• **EXERCISE MATERIALS**

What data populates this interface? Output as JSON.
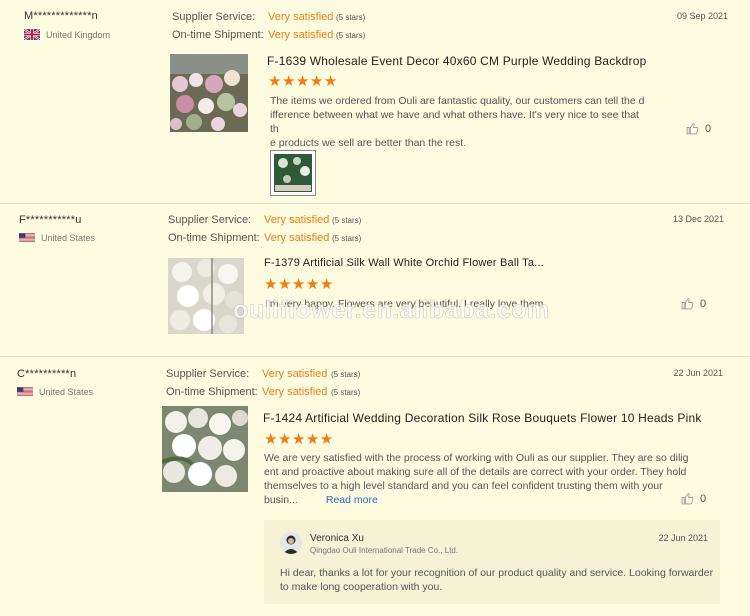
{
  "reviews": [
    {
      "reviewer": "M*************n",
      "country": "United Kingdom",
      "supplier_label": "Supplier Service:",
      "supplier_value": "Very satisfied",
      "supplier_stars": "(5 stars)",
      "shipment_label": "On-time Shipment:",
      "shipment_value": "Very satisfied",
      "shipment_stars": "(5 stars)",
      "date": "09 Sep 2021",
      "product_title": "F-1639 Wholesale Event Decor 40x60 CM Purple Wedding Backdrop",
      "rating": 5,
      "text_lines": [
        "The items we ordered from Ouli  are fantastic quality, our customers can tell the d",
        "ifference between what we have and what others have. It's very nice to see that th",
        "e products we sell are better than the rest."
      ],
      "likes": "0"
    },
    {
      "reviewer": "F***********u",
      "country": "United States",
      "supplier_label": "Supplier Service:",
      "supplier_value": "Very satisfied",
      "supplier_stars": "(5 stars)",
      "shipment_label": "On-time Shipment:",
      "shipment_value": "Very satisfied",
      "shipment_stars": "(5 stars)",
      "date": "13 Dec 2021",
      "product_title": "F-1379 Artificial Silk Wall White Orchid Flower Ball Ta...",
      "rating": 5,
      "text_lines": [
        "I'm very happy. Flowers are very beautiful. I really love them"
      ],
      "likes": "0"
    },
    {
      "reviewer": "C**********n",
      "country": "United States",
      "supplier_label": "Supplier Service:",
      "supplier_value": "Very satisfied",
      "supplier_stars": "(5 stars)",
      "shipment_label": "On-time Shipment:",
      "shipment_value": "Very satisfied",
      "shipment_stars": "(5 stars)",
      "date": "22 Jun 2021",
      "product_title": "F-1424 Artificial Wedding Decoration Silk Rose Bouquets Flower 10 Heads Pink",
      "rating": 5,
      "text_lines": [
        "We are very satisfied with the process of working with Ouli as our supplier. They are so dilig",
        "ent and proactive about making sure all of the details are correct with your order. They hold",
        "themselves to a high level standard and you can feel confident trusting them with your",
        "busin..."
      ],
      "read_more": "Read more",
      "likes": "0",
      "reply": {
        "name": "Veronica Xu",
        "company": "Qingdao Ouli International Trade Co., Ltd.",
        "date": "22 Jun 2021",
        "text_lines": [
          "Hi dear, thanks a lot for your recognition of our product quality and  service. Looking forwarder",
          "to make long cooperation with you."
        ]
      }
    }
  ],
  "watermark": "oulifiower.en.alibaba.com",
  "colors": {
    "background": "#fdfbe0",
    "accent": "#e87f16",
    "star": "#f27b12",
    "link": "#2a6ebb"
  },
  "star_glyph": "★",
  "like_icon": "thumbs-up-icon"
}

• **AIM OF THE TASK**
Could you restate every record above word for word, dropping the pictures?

• **RESPONSE**
What data populates this interface? Output as JSON.
{
  "reviews": [
    {
      "reviewer": "M*************n",
      "country": "United Kingdom",
      "supplier_label": "Supplier Service:",
      "supplier_value": "Very satisfied",
      "supplier_stars": "(5 stars)",
      "shipment_label": "On-time Shipment:",
      "shipment_value": "Very satisfied",
      "shipment_stars": "(5 stars)",
      "date": "09 Sep 2021",
      "product_title": "F-1639 Wholesale Event Decor 40x60 CM Purple Wedding Backdrop",
      "rating": 5,
      "text_lines": [
        "The items we ordered from Ouli  are fantastic quality, our customers can tell the d",
        "ifference between what we have and what others have. It's very nice to see that th",
        "e products we sell are better than the rest."
      ],
      "likes": "0"
    },
    {
      "reviewer": "F***********u",
      "country": "United States",
      "supplier_label": "Supplier Service:",
      "supplier_value": "Very satisfied",
      "supplier_stars": "(5 stars)",
      "shipment_label": "On-time Shipment:",
      "shipment_value": "Very satisfied",
      "shipment_stars": "(5 stars)",
      "date": "13 Dec 2021",
      "product_title": "F-1379 Artificial Silk Wall White Orchid Flower Ball Ta...",
      "rating": 5,
      "text_lines": [
        "I'm very happy. Flowers are very beautiful. I really love them"
      ],
      "likes": "0"
    },
    {
      "reviewer": "C**********n",
      "country": "United States",
      "supplier_label": "Supplier Service:",
      "supplier_value": "Very satisfied",
      "supplier_stars": "(5 stars)",
      "shipment_label": "On-time Shipment:",
      "shipment_value": "Very satisfied",
      "shipment_stars": "(5 stars)",
      "date": "22 Jun 2021",
      "product_title": "F-1424 Artificial Wedding Decoration Silk Rose Bouquets Flower 10 Heads Pink",
      "rating": 5,
      "text_lines": [
        "We are very satisfied with the process of working with Ouli as our supplier. They are so dilig",
        "ent and proactive about making sure all of the details are correct with your order. They hold",
        "themselves to a high level standard and you can feel confident trusting them with your",
        "busin..."
      ],
      "read_more": "Read more",
      "likes": "0",
      "reply": {
        "name": "Veronica Xu",
        "company": "Qingdao Ouli International Trade Co., Ltd.",
        "date": "22 Jun 2021",
        "text_lines": [
          "Hi dear, thanks a lot for your recognition of our product quality and  service. Looking forwarder",
          "to make long cooperation with you."
        ]
      }
    }
  ],
  "watermark": "oulifiower.en.alibaba.com",
  "colors": {
    "background": "#fdfbe0",
    "accent": "#e87f16",
    "star": "#f27b12",
    "link": "#2a6ebb"
  },
  "star_glyph": "★",
  "like_icon": "thumbs-up-icon"
}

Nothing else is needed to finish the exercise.